Return the lines below that contain "false".

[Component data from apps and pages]
+++++
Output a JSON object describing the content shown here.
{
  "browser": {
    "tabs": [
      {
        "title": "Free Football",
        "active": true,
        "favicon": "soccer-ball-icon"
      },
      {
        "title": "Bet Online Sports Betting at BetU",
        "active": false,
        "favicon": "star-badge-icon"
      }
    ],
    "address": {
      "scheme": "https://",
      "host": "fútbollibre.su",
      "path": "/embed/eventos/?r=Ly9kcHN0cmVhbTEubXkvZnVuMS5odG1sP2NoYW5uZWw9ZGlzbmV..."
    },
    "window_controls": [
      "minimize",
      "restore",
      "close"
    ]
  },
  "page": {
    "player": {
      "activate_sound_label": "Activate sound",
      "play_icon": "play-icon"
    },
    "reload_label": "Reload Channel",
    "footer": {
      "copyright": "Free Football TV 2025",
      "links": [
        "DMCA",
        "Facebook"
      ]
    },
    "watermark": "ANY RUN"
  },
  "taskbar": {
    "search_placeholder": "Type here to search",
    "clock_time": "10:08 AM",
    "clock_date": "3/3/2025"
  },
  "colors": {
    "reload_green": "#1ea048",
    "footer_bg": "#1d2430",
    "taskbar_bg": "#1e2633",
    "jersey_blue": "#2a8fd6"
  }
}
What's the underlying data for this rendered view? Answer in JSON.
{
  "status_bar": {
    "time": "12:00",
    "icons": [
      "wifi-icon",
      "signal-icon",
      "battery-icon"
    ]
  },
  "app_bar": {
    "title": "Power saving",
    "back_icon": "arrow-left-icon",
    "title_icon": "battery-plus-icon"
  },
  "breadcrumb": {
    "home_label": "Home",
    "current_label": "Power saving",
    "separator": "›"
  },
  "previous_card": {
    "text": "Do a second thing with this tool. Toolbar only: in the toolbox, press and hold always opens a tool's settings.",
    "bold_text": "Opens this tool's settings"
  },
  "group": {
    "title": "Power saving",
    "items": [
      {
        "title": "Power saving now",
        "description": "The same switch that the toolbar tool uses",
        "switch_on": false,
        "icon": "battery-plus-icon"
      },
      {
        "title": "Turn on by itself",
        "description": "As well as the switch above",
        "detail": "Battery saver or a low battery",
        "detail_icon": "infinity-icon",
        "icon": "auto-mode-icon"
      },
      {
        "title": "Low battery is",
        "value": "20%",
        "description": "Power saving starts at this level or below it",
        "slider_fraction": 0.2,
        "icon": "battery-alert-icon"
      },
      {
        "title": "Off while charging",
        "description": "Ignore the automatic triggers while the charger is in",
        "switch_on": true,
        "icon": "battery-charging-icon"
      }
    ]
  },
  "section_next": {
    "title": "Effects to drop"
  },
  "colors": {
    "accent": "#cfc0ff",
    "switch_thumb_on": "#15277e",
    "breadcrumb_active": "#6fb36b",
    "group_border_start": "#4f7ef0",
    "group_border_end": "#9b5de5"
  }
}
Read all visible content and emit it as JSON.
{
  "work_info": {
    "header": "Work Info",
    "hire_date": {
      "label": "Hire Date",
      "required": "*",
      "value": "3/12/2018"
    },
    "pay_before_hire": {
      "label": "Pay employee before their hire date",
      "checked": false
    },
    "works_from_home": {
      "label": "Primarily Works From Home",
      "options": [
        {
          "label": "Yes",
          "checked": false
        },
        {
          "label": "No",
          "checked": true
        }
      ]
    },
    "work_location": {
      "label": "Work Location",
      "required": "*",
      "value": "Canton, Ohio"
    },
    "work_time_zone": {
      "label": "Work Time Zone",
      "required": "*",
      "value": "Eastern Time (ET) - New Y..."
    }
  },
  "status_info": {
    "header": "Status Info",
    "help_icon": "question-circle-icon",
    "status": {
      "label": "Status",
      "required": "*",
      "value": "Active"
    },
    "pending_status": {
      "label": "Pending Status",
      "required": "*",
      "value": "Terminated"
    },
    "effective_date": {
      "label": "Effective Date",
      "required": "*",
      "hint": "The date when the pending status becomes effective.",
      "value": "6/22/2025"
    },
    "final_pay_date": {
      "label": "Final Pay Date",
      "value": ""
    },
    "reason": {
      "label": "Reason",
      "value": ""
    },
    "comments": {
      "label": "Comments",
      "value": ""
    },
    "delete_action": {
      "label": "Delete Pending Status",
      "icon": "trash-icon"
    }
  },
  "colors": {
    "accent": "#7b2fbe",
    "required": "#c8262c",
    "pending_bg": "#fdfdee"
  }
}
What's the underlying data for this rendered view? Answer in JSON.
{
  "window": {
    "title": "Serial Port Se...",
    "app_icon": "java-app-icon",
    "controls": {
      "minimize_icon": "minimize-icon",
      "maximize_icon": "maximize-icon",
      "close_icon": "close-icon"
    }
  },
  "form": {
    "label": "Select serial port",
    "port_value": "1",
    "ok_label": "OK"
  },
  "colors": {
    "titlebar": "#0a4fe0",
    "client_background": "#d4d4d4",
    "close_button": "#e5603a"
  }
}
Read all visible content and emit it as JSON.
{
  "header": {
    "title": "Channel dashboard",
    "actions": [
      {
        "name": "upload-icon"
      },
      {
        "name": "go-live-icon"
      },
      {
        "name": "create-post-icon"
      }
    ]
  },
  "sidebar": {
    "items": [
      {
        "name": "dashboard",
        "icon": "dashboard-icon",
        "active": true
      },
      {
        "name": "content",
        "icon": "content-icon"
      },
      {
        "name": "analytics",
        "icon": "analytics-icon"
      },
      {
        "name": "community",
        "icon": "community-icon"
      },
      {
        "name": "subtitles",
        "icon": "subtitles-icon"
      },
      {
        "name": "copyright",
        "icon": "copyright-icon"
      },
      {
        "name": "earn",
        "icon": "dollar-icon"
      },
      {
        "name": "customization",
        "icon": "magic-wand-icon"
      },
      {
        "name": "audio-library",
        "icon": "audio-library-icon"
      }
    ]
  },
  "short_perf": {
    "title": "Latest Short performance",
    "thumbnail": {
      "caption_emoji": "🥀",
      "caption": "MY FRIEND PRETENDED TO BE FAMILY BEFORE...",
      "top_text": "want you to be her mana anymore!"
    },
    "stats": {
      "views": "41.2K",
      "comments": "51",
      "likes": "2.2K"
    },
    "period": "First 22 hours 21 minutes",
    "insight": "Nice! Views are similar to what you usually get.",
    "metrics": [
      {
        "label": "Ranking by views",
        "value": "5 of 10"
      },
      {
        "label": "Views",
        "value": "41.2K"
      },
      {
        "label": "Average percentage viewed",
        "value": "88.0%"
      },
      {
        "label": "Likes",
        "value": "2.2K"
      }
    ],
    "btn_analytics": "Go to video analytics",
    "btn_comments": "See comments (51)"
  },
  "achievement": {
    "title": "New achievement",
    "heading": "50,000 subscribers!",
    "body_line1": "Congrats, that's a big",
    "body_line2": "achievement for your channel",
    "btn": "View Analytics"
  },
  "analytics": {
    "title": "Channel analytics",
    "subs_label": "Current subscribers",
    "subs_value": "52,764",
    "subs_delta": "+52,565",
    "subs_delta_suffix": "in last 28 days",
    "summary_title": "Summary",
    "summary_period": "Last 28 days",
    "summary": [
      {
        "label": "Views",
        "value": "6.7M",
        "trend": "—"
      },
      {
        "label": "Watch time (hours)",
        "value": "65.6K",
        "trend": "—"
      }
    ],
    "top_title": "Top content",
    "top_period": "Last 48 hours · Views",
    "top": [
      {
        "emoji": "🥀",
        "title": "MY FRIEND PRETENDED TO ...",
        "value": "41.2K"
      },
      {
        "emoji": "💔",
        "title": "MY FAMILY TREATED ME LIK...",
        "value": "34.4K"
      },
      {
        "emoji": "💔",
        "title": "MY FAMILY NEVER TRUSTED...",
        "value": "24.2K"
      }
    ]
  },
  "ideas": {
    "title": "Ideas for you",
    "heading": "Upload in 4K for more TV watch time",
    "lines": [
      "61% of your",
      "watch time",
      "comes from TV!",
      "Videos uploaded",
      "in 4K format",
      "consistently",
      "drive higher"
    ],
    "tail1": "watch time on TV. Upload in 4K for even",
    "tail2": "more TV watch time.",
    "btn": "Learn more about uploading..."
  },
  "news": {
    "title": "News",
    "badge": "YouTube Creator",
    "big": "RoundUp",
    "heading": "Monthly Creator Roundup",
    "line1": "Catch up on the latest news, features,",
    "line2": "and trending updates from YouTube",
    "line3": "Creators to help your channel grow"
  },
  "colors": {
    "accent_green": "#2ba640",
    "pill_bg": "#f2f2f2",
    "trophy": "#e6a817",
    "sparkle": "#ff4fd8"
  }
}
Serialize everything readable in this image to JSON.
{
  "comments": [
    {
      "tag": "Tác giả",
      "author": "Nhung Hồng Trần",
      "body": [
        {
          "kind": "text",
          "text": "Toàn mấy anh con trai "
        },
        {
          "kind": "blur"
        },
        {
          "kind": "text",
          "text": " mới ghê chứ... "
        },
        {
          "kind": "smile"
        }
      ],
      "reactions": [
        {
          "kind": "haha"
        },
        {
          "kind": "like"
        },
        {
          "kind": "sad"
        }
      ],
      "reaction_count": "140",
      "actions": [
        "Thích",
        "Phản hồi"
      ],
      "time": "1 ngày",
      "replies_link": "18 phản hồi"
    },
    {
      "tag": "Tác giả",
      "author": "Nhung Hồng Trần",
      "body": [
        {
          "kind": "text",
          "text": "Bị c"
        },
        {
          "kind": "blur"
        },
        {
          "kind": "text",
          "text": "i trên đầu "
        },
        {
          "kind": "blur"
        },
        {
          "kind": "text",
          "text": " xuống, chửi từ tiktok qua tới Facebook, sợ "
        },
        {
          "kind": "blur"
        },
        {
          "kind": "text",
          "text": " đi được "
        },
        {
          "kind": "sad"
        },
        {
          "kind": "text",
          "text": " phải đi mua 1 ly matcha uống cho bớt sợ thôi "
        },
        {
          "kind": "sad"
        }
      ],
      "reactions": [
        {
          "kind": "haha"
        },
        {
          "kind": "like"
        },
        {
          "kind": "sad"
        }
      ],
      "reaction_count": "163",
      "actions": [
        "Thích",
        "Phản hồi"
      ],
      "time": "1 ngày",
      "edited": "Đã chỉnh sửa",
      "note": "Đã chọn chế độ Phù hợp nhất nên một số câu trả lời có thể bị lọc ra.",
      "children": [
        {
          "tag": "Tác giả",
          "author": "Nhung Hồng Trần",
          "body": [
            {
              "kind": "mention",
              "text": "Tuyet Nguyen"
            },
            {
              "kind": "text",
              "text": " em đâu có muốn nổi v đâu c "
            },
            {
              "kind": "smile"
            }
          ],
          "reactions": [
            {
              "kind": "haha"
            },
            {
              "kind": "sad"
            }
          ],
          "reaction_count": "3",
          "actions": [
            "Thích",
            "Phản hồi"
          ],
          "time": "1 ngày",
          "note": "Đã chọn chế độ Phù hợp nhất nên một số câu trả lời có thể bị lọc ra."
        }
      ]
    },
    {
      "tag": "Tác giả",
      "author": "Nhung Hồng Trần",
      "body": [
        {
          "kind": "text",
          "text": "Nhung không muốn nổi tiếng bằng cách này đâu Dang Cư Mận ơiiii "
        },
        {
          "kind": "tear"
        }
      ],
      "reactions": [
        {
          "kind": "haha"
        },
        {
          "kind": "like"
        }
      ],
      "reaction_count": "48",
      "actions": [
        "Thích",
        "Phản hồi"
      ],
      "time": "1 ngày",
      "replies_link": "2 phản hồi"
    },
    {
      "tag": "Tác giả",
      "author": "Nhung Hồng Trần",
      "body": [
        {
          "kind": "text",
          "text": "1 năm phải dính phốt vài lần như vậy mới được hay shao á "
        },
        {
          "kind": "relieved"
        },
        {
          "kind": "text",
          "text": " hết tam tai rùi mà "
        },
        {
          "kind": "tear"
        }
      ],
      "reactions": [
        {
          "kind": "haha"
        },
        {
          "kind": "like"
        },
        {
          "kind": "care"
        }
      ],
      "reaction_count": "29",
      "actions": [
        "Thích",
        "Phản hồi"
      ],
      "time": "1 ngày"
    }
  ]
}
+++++
- Exercise solution:
        "active": false,
        "switch_on": false,
      "checked": false
          "checked": false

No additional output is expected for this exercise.